[Records from a data collection]
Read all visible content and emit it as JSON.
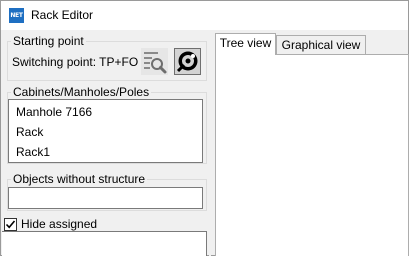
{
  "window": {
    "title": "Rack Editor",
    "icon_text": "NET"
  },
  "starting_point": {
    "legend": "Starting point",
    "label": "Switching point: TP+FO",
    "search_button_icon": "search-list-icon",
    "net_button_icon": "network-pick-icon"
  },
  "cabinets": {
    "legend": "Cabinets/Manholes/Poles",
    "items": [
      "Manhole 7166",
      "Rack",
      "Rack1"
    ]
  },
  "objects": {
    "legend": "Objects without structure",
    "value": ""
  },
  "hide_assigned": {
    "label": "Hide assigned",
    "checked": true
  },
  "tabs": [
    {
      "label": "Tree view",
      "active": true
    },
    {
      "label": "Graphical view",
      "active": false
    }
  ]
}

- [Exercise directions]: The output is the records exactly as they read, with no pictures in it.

- [Answer area]:
Read all visible content and emit it as JSON.
{
  "window": {
    "title": "Rack Editor",
    "icon_text": "NET"
  },
  "starting_point": {
    "legend": "Starting point",
    "label": "Switching point: TP+FO",
    "search_button_icon": "search-list-icon",
    "net_button_icon": "network-pick-icon"
  },
  "cabinets": {
    "legend": "Cabinets/Manholes/Poles",
    "items": [
      "Manhole 7166",
      "Rack",
      "Rack1"
    ]
  },
  "objects": {
    "legend": "Objects without structure",
    "value": ""
  },
  "hide_assigned": {
    "label": "Hide assigned",
    "checked": true
  },
  "tabs": [
    {
      "label": "Tree view",
      "active": true
    },
    {
      "label": "Graphical view",
      "active": false
    }
  ]
}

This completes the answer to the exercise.